The UK’s busiest train station will be hit by delays and cancellations on New Year’s Eve due to another round of strikes.
The long-running dispute over the role of guards on trains will impact South Western Railway (SWR) services to and from London Waterloo on Sunday, with members of the Rail, Union and Transport (RMT) union set to walk out for 24 hours.
RMT general secretary Mick Cash said it was “impossible to negotiate” a resolution because the Government’s position has caused “chaos and confusion” in the rail industry.

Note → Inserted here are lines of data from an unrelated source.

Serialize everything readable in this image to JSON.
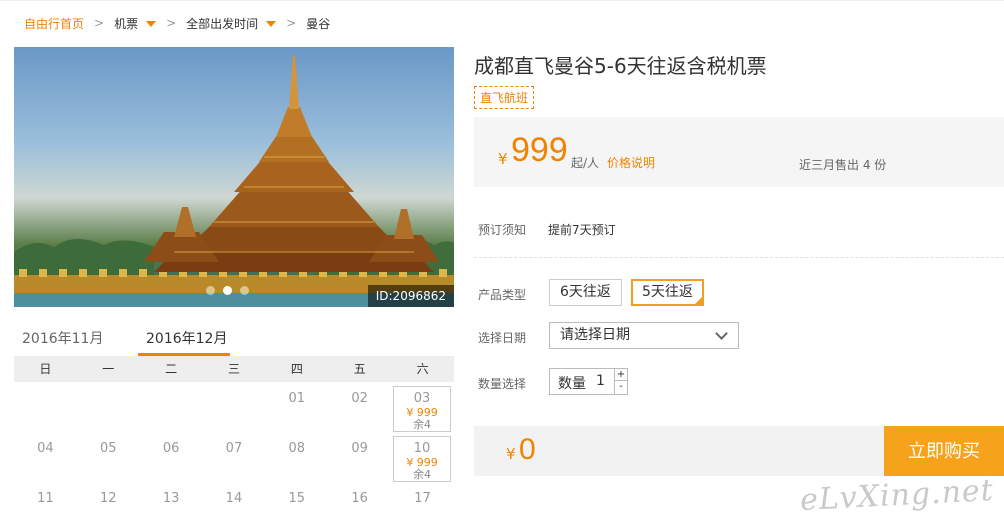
{
  "breadcrumb": {
    "home": "自由行首页",
    "sep": ">",
    "flight": "机票",
    "time": "全部出发时间",
    "city": "曼谷"
  },
  "photo": {
    "id_label": "ID:2096862",
    "dots": 3,
    "active_dot": 1
  },
  "calendar": {
    "tabs": [
      "2016年11月",
      "2016年12月"
    ],
    "active_tab": 1,
    "weekdays": [
      "日",
      "一",
      "二",
      "三",
      "四",
      "五",
      "六"
    ],
    "rows": [
      [
        {
          "d": ""
        },
        {
          "d": ""
        },
        {
          "d": ""
        },
        {
          "d": ""
        },
        {
          "d": "01"
        },
        {
          "d": "02"
        },
        {
          "d": "03",
          "price": "¥ 999",
          "left": "余4"
        }
      ],
      [
        {
          "d": "04"
        },
        {
          "d": "05"
        },
        {
          "d": "06"
        },
        {
          "d": "07"
        },
        {
          "d": "08"
        },
        {
          "d": "09"
        },
        {
          "d": "10",
          "price": "¥ 999",
          "left": "余4"
        }
      ],
      [
        {
          "d": "11"
        },
        {
          "d": "12"
        },
        {
          "d": "13"
        },
        {
          "d": "14"
        },
        {
          "d": "15"
        },
        {
          "d": "16"
        },
        {
          "d": "17"
        }
      ]
    ]
  },
  "product": {
    "title": "成都直飞曼谷5-6天往返含税机票",
    "tag": "直飞航班",
    "price": {
      "yen": "¥",
      "value": "999",
      "unit": "起/人",
      "note": "价格说明",
      "sold": "近三月售出 4 份"
    },
    "notice_label": "预订须知",
    "notice_value": "提前7天预订",
    "type_label": "产品类型",
    "options": [
      "6天往返",
      "5天往返"
    ],
    "selected_option": 1,
    "date_label": "选择日期",
    "date_placeholder": "请选择日期",
    "qty_label_row": "数量选择",
    "qty_field_label": "数量",
    "qty_value": "1",
    "qty_plus": "+",
    "qty_minus": "-"
  },
  "total": {
    "yen": "¥",
    "value": "0"
  },
  "buy_button": "立即购买",
  "watermark": "eLvXing.net",
  "colors": {
    "accent": "#f08300",
    "buy": "#f7a21b"
  }
}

Mr Cash added: “It’s the continuing failure of the train companies and their political puppet masters in government to make any attempt whatsoever to resolve the range of separate disputes over rail safety that has led us to call this further action on SWR, and the responsibility for the disruption that will be caused lays fairly and squarely at their door.
“It really should be straight forward – the Scottish and Welsh governments have agreed to keep the guards on our trains so there is no reason why the UK government and the UK-based operators cannot do the same.”

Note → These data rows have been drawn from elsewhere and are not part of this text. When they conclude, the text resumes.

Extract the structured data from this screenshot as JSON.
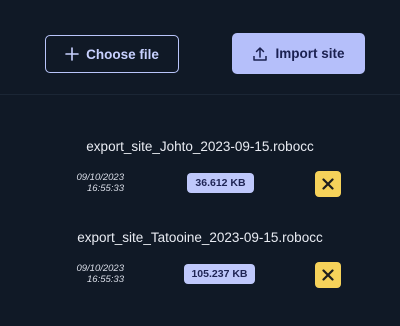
{
  "toolbar": {
    "choose_file_label": "Choose file",
    "import_site_label": "Import site"
  },
  "files": [
    {
      "name": "export_site_Johto_2023-09-15.robocc",
      "date": "09/10/2023",
      "time": "16:55:33",
      "size": "36.612 KB"
    },
    {
      "name": "export_site_Tatooine_2023-09-15.robocc",
      "date": "09/10/2023",
      "time": "16:55:33",
      "size": "105.237 KB"
    }
  ],
  "icons": {
    "choose": "plus-icon",
    "import": "upload-icon",
    "remove": "close-icon"
  },
  "colors": {
    "background": "#101926",
    "accent": "#b5bffa",
    "badge": "#bfc8fb",
    "remove": "#f6d25a"
  }
}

SWR say there are contingency plans in place to run approximately three-quarters of its normal service on New Year’s Eve.
Managing director Andy Mellors said the operator was committed to keeping guards on board all of its trains, but said talks with RMT were needed to clarify what would happen if a guard became unavailable at short notice.

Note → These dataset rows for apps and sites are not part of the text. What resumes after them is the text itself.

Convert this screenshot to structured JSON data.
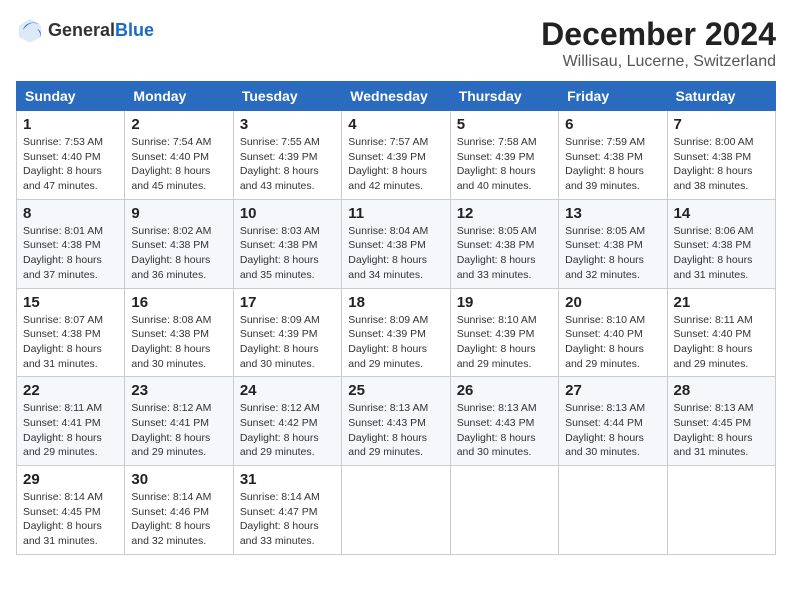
{
  "header": {
    "logo_general": "General",
    "logo_blue": "Blue",
    "month_title": "December 2024",
    "location": "Willisau, Lucerne, Switzerland"
  },
  "weekdays": [
    "Sunday",
    "Monday",
    "Tuesday",
    "Wednesday",
    "Thursday",
    "Friday",
    "Saturday"
  ],
  "weeks": [
    [
      {
        "day": "1",
        "sunrise": "Sunrise: 7:53 AM",
        "sunset": "Sunset: 4:40 PM",
        "daylight": "Daylight: 8 hours and 47 minutes."
      },
      {
        "day": "2",
        "sunrise": "Sunrise: 7:54 AM",
        "sunset": "Sunset: 4:40 PM",
        "daylight": "Daylight: 8 hours and 45 minutes."
      },
      {
        "day": "3",
        "sunrise": "Sunrise: 7:55 AM",
        "sunset": "Sunset: 4:39 PM",
        "daylight": "Daylight: 8 hours and 43 minutes."
      },
      {
        "day": "4",
        "sunrise": "Sunrise: 7:57 AM",
        "sunset": "Sunset: 4:39 PM",
        "daylight": "Daylight: 8 hours and 42 minutes."
      },
      {
        "day": "5",
        "sunrise": "Sunrise: 7:58 AM",
        "sunset": "Sunset: 4:39 PM",
        "daylight": "Daylight: 8 hours and 40 minutes."
      },
      {
        "day": "6",
        "sunrise": "Sunrise: 7:59 AM",
        "sunset": "Sunset: 4:38 PM",
        "daylight": "Daylight: 8 hours and 39 minutes."
      },
      {
        "day": "7",
        "sunrise": "Sunrise: 8:00 AM",
        "sunset": "Sunset: 4:38 PM",
        "daylight": "Daylight: 8 hours and 38 minutes."
      }
    ],
    [
      {
        "day": "8",
        "sunrise": "Sunrise: 8:01 AM",
        "sunset": "Sunset: 4:38 PM",
        "daylight": "Daylight: 8 hours and 37 minutes."
      },
      {
        "day": "9",
        "sunrise": "Sunrise: 8:02 AM",
        "sunset": "Sunset: 4:38 PM",
        "daylight": "Daylight: 8 hours and 36 minutes."
      },
      {
        "day": "10",
        "sunrise": "Sunrise: 8:03 AM",
        "sunset": "Sunset: 4:38 PM",
        "daylight": "Daylight: 8 hours and 35 minutes."
      },
      {
        "day": "11",
        "sunrise": "Sunrise: 8:04 AM",
        "sunset": "Sunset: 4:38 PM",
        "daylight": "Daylight: 8 hours and 34 minutes."
      },
      {
        "day": "12",
        "sunrise": "Sunrise: 8:05 AM",
        "sunset": "Sunset: 4:38 PM",
        "daylight": "Daylight: 8 hours and 33 minutes."
      },
      {
        "day": "13",
        "sunrise": "Sunrise: 8:05 AM",
        "sunset": "Sunset: 4:38 PM",
        "daylight": "Daylight: 8 hours and 32 minutes."
      },
      {
        "day": "14",
        "sunrise": "Sunrise: 8:06 AM",
        "sunset": "Sunset: 4:38 PM",
        "daylight": "Daylight: 8 hours and 31 minutes."
      }
    ],
    [
      {
        "day": "15",
        "sunrise": "Sunrise: 8:07 AM",
        "sunset": "Sunset: 4:38 PM",
        "daylight": "Daylight: 8 hours and 31 minutes."
      },
      {
        "day": "16",
        "sunrise": "Sunrise: 8:08 AM",
        "sunset": "Sunset: 4:38 PM",
        "daylight": "Daylight: 8 hours and 30 minutes."
      },
      {
        "day": "17",
        "sunrise": "Sunrise: 8:09 AM",
        "sunset": "Sunset: 4:39 PM",
        "daylight": "Daylight: 8 hours and 30 minutes."
      },
      {
        "day": "18",
        "sunrise": "Sunrise: 8:09 AM",
        "sunset": "Sunset: 4:39 PM",
        "daylight": "Daylight: 8 hours and 29 minutes."
      },
      {
        "day": "19",
        "sunrise": "Sunrise: 8:10 AM",
        "sunset": "Sunset: 4:39 PM",
        "daylight": "Daylight: 8 hours and 29 minutes."
      },
      {
        "day": "20",
        "sunrise": "Sunrise: 8:10 AM",
        "sunset": "Sunset: 4:40 PM",
        "daylight": "Daylight: 8 hours and 29 minutes."
      },
      {
        "day": "21",
        "sunrise": "Sunrise: 8:11 AM",
        "sunset": "Sunset: 4:40 PM",
        "daylight": "Daylight: 8 hours and 29 minutes."
      }
    ],
    [
      {
        "day": "22",
        "sunrise": "Sunrise: 8:11 AM",
        "sunset": "Sunset: 4:41 PM",
        "daylight": "Daylight: 8 hours and 29 minutes."
      },
      {
        "day": "23",
        "sunrise": "Sunrise: 8:12 AM",
        "sunset": "Sunset: 4:41 PM",
        "daylight": "Daylight: 8 hours and 29 minutes."
      },
      {
        "day": "24",
        "sunrise": "Sunrise: 8:12 AM",
        "sunset": "Sunset: 4:42 PM",
        "daylight": "Daylight: 8 hours and 29 minutes."
      },
      {
        "day": "25",
        "sunrise": "Sunrise: 8:13 AM",
        "sunset": "Sunset: 4:43 PM",
        "daylight": "Daylight: 8 hours and 29 minutes."
      },
      {
        "day": "26",
        "sunrise": "Sunrise: 8:13 AM",
        "sunset": "Sunset: 4:43 PM",
        "daylight": "Daylight: 8 hours and 30 minutes."
      },
      {
        "day": "27",
        "sunrise": "Sunrise: 8:13 AM",
        "sunset": "Sunset: 4:44 PM",
        "daylight": "Daylight: 8 hours and 30 minutes."
      },
      {
        "day": "28",
        "sunrise": "Sunrise: 8:13 AM",
        "sunset": "Sunset: 4:45 PM",
        "daylight": "Daylight: 8 hours and 31 minutes."
      }
    ],
    [
      {
        "day": "29",
        "sunrise": "Sunrise: 8:14 AM",
        "sunset": "Sunset: 4:45 PM",
        "daylight": "Daylight: 8 hours and 31 minutes."
      },
      {
        "day": "30",
        "sunrise": "Sunrise: 8:14 AM",
        "sunset": "Sunset: 4:46 PM",
        "daylight": "Daylight: 8 hours and 32 minutes."
      },
      {
        "day": "31",
        "sunrise": "Sunrise: 8:14 AM",
        "sunset": "Sunset: 4:47 PM",
        "daylight": "Daylight: 8 hours and 33 minutes."
      },
      null,
      null,
      null,
      null
    ]
  ]
}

“The RMT executive knows we plan to keep a guard on all our trains to assist passengers,” he said.
“What we want to discuss with them is what happens when a guard is unavailable at short notice so that our passengers aren’t left stranded.
“We have given them repeated reassurances that we will need more guards as we introduce new and longer trains.
“All our passengers want to do is to travel to be with their friends and loved ones for the New Year celebrations.”
CrossCountry will also be hit by a New Year’s Eve walkout over rosters and Sunday working hours, despite three days of talks before Christmas.
A company spokesman urged RMT to call off the strike and take up an offer of a 48% increase to employees’ Sunday overtime rate, but Mr Cash has accused the operator of “ineptitude and arrogance”.
More RMT strikes are expected in January, focusing on the train guards issue, with SWR, Southern, Merseyrail, Greater Anglia and Arriva Rail North all set to be affected.
Rail minister Paul Maynard slammed the latest round of strike action as “disgraceful” and accused RMT of “seeking to cause misery to paying customers trying to get home to family and friends for the New Year”.
The disruption comes as the Government faces increased scrutiny over the ownership of Britain’s rail operators, with a new investigation finding that 57% of passenger journeys in the 12 months to September were on foreign-owned services – mainly German and Dutch.
London Overground is the country’s busiest rail company fully or partly owned overseas with 189 million journeys. It is part of Arriva, which is a subsidiary of German state-owned Deutsche Bahn.
Northern is owned by the same firm, SWR is owned by Hong Kong company MTR, West Midlands Railway has its ownership based in the Netherlands and Japan, and Italian state operator Trenitalia runs the c2c franchise.